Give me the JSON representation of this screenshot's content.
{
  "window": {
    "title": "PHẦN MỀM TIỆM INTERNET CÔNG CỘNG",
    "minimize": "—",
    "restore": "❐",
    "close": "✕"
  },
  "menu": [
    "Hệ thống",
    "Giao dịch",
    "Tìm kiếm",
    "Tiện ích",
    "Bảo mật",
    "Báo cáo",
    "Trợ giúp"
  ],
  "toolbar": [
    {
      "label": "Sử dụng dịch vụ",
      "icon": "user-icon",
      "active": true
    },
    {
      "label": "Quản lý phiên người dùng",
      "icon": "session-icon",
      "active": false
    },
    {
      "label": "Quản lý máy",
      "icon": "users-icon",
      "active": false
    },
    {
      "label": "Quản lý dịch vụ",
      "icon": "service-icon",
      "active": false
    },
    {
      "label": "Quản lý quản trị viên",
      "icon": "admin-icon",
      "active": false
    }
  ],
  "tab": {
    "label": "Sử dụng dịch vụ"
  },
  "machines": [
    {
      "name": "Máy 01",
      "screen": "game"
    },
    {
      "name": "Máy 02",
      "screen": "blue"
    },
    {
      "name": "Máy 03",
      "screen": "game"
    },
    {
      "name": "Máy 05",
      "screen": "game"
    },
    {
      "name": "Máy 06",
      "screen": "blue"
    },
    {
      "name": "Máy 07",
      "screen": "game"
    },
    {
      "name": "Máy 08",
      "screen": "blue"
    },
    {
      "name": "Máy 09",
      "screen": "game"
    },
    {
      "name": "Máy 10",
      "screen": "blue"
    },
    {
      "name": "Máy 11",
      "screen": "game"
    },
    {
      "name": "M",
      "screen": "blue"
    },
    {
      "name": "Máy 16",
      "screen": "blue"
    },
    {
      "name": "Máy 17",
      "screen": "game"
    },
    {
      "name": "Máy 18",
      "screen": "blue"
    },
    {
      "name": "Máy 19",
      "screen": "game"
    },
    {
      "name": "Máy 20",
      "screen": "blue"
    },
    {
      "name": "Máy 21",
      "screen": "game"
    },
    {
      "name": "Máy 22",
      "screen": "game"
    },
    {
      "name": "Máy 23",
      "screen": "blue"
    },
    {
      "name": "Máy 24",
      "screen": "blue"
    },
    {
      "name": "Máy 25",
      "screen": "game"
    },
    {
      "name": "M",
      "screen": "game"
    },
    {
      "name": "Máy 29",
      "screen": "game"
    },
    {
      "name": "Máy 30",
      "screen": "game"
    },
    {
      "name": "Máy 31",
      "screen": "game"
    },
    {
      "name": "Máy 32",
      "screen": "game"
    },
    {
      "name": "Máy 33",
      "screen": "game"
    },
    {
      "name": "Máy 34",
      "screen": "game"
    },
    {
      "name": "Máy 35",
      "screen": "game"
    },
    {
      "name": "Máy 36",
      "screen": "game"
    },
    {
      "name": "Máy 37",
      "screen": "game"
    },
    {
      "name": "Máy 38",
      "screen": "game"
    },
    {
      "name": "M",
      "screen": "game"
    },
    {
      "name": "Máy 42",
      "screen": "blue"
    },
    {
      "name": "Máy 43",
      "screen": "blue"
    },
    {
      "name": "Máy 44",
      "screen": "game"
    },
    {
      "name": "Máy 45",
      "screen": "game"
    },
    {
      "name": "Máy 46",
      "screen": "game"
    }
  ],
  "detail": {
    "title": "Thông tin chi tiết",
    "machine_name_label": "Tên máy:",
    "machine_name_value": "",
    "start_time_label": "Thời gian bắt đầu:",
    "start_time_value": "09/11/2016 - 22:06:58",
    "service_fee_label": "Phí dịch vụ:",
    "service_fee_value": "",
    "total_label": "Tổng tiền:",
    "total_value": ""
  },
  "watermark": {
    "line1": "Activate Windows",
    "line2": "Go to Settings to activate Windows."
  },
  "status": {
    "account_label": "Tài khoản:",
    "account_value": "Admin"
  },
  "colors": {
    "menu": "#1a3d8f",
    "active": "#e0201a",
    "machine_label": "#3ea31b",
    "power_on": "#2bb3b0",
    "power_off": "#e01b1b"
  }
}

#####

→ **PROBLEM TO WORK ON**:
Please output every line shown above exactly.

→ **SOLUTION**:
Give me the JSON representation of this screenshot's content.
{
  "window": {
    "title": "PHẦN MỀM TIỆM INTERNET CÔNG CỘNG",
    "minimize": "—",
    "restore": "❐",
    "close": "✕"
  },
  "menu": [
    "Hệ thống",
    "Giao dịch",
    "Tìm kiếm",
    "Tiện ích",
    "Bảo mật",
    "Báo cáo",
    "Trợ giúp"
  ],
  "toolbar": [
    {
      "label": "Sử dụng dịch vụ",
      "icon": "user-icon",
      "active": true
    },
    {
      "label": "Quản lý phiên người dùng",
      "icon": "session-icon",
      "active": false
    },
    {
      "label": "Quản lý máy",
      "icon": "users-icon",
      "active": false
    },
    {
      "label": "Quản lý dịch vụ",
      "icon": "service-icon",
      "active": false
    },
    {
      "label": "Quản lý quản trị viên",
      "icon": "admin-icon",
      "active": false
    }
  ],
  "tab": {
    "label": "Sử dụng dịch vụ"
  },
  "machines": [
    {
      "name": "Máy 01",
      "screen": "game"
    },
    {
      "name": "Máy 02",
      "screen": "blue"
    },
    {
      "name": "Máy 03",
      "screen": "game"
    },
    {
      "name": "Máy 05",
      "screen": "game"
    },
    {
      "name": "Máy 06",
      "screen": "blue"
    },
    {
      "name": "Máy 07",
      "screen": "game"
    },
    {
      "name": "Máy 08",
      "screen": "blue"
    },
    {
      "name": "Máy 09",
      "screen": "game"
    },
    {
      "name": "Máy 10",
      "screen": "blue"
    },
    {
      "name": "Máy 11",
      "screen": "game"
    },
    {
      "name": "M",
      "screen": "blue"
    },
    {
      "name": "Máy 16",
      "screen": "blue"
    },
    {
      "name": "Máy 17",
      "screen": "game"
    },
    {
      "name": "Máy 18",
      "screen": "blue"
    },
    {
      "name": "Máy 19",
      "screen": "game"
    },
    {
      "name": "Máy 20",
      "screen": "blue"
    },
    {
      "name": "Máy 21",
      "screen": "game"
    },
    {
      "name": "Máy 22",
      "screen": "game"
    },
    {
      "name": "Máy 23",
      "screen": "blue"
    },
    {
      "name": "Máy 24",
      "screen": "blue"
    },
    {
      "name": "Máy 25",
      "screen": "game"
    },
    {
      "name": "M",
      "screen": "game"
    },
    {
      "name": "Máy 29",
      "screen": "game"
    },
    {
      "name": "Máy 30",
      "screen": "game"
    },
    {
      "name": "Máy 31",
      "screen": "game"
    },
    {
      "name": "Máy 32",
      "screen": "game"
    },
    {
      "name": "Máy 33",
      "screen": "game"
    },
    {
      "name": "Máy 34",
      "screen": "game"
    },
    {
      "name": "Máy 35",
      "screen": "game"
    },
    {
      "name": "Máy 36",
      "screen": "game"
    },
    {
      "name": "Máy 37",
      "screen": "game"
    },
    {
      "name": "Máy 38",
      "screen": "game"
    },
    {
      "name": "M",
      "screen": "game"
    },
    {
      "name": "Máy 42",
      "screen": "blue"
    },
    {
      "name": "Máy 43",
      "screen": "blue"
    },
    {
      "name": "Máy 44",
      "screen": "game"
    },
    {
      "name": "Máy 45",
      "screen": "game"
    },
    {
      "name": "Máy 46",
      "screen": "game"
    }
  ],
  "detail": {
    "title": "Thông tin chi tiết",
    "machine_name_label": "Tên máy:",
    "machine_name_value": "",
    "start_time_label": "Thời gian bắt đầu:",
    "start_time_value": "09/11/2016 - 22:06:58",
    "service_fee_label": "Phí dịch vụ:",
    "service_fee_value": "",
    "total_label": "Tổng tiền:",
    "total_value": ""
  },
  "watermark": {
    "line1": "Activate Windows",
    "line2": "Go to Settings to activate Windows."
  },
  "status": {
    "account_label": "Tài khoản:",
    "account_value": "Admin"
  },
  "colors": {
    "menu": "#1a3d8f",
    "active": "#e0201a",
    "machine_label": "#3ea31b",
    "power_on": "#2bb3b0",
    "power_off": "#e01b1b"
  }
}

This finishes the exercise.